■ DATA EXTRACTS ■
-------

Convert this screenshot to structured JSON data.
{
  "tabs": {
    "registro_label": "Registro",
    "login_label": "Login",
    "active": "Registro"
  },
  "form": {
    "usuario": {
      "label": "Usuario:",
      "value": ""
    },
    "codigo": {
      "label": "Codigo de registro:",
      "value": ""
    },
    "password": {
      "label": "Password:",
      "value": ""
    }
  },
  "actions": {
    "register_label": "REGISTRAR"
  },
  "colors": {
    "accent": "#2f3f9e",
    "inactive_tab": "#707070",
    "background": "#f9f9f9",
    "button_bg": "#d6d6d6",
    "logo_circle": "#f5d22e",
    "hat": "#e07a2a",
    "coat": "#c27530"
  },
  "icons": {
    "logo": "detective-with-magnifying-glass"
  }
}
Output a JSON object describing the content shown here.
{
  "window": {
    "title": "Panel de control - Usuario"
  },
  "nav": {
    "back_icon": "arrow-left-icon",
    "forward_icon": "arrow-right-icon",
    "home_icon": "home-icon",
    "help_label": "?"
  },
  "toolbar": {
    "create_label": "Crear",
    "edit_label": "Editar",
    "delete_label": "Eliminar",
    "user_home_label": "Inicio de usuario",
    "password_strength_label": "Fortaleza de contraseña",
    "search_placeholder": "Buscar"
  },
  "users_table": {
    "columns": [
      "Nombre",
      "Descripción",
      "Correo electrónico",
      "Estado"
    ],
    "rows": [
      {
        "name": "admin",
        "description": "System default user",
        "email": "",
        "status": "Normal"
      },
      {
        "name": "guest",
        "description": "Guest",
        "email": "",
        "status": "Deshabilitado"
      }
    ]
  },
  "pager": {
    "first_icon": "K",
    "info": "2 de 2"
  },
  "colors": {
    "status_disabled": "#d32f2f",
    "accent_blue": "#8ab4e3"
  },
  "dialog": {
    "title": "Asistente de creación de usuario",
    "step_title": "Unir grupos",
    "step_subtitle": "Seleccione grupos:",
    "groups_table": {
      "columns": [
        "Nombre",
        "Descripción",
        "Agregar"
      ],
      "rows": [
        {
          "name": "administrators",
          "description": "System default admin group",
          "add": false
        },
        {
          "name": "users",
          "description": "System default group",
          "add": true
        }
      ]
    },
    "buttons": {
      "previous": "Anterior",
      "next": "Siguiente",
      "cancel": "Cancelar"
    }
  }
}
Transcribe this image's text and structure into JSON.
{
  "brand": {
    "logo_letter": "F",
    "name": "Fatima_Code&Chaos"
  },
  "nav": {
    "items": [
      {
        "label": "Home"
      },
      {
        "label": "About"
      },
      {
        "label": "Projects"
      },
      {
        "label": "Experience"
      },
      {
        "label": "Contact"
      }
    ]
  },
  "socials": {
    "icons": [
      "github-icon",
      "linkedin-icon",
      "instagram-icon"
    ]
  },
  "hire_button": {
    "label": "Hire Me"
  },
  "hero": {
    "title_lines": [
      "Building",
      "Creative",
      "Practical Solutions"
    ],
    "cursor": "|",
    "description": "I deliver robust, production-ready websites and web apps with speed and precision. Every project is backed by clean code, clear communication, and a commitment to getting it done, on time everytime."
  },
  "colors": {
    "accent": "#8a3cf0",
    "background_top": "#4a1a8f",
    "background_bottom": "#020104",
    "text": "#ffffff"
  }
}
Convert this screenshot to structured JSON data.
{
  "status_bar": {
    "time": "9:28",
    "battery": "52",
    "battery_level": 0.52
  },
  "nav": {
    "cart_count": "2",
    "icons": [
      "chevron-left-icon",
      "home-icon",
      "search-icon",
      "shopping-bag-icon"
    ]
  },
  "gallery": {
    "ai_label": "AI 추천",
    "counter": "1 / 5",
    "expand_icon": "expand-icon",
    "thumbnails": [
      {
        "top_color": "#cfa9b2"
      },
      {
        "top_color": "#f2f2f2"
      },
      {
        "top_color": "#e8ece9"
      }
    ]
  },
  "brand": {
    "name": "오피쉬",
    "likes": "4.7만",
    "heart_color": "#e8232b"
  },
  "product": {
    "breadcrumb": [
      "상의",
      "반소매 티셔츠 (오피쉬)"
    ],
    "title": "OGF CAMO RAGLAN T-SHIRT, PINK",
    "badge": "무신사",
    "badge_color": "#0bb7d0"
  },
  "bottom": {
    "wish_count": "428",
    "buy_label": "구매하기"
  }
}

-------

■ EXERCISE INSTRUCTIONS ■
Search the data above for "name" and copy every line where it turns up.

■ ANSWER SPACE ■
        "name": "admin",
        "name": "guest",
          "name": "administrators",
          "name": "users",
    "name": "Fatima_Code&Chaos"
    "name": "오피쉬",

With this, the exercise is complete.